View Article: PubMed Central - PubMed

Affiliation: Institut Pasteur, Unité de Pathogénie Microbienne MoléculaireParis, France; Institut National de la Santé et de la Recherche Médicale, Unité 786Paris, France.

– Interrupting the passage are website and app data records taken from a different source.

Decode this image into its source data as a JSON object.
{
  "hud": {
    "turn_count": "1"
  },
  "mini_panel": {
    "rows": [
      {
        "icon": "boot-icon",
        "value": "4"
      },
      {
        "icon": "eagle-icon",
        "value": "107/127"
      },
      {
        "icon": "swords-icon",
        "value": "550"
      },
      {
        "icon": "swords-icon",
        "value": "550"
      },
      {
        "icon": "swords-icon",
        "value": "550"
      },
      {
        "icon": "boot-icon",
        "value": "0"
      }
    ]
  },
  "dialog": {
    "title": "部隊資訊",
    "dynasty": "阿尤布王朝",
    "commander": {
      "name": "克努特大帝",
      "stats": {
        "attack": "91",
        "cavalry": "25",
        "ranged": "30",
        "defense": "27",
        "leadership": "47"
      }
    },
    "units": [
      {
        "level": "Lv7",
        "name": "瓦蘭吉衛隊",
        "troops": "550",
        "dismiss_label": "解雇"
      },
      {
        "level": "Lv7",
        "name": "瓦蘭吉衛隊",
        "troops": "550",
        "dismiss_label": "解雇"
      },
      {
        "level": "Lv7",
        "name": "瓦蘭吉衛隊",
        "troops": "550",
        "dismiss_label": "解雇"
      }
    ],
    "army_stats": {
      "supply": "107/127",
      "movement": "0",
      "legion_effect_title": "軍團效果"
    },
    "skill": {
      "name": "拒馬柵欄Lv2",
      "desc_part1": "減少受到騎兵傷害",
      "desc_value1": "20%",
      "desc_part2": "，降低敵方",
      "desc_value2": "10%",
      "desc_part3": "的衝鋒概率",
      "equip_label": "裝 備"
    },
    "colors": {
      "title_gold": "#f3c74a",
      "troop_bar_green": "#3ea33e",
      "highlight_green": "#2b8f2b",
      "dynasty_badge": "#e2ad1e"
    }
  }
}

ABSTRACT
Shigella is a pathovar of Escherichia coli comprising four groups, Shigella flexneri, Shigella sonnei, Shigella dysenteriae, and Shigella boydii, each of them, with the exception of S.sonnei, comprising several serotypes. Shigella accounts for the majority of dysentery causing infections occurring world-wide each year. Recent advancements in the Shigella field have led to a better understanding of the molecular mechanisms underlying host epithelial cell invasion and immune cell function manipulation, mainly using S. flexneri as a model. Host-cell invasion is the final step of the infection process, as Shigella's virulence strategy relies also on its ability to survive hostile conditions during its journey through the gastro-intestinal tract, to compete with the host microbiota and to cross the intestinal mucus layer. Hence, the diversity of the virulence strategies among the different Shigella species has not yet been deeply investigated, which might be an important step to understand the epidemiological spreading of Shigella species worldwide and a key aspect for the validation of novel vaccine candidates. The recent development of high-throughput screening and sequencing methods will facilitate these complex comparison studies. In this review we discuss several of the major avenues that the Shigella research field has taken over the past few years and hopefully gain some insights into the questions that remain surrounding this important human pathogen.

No MeSH data available.


Related in: MedlinePlus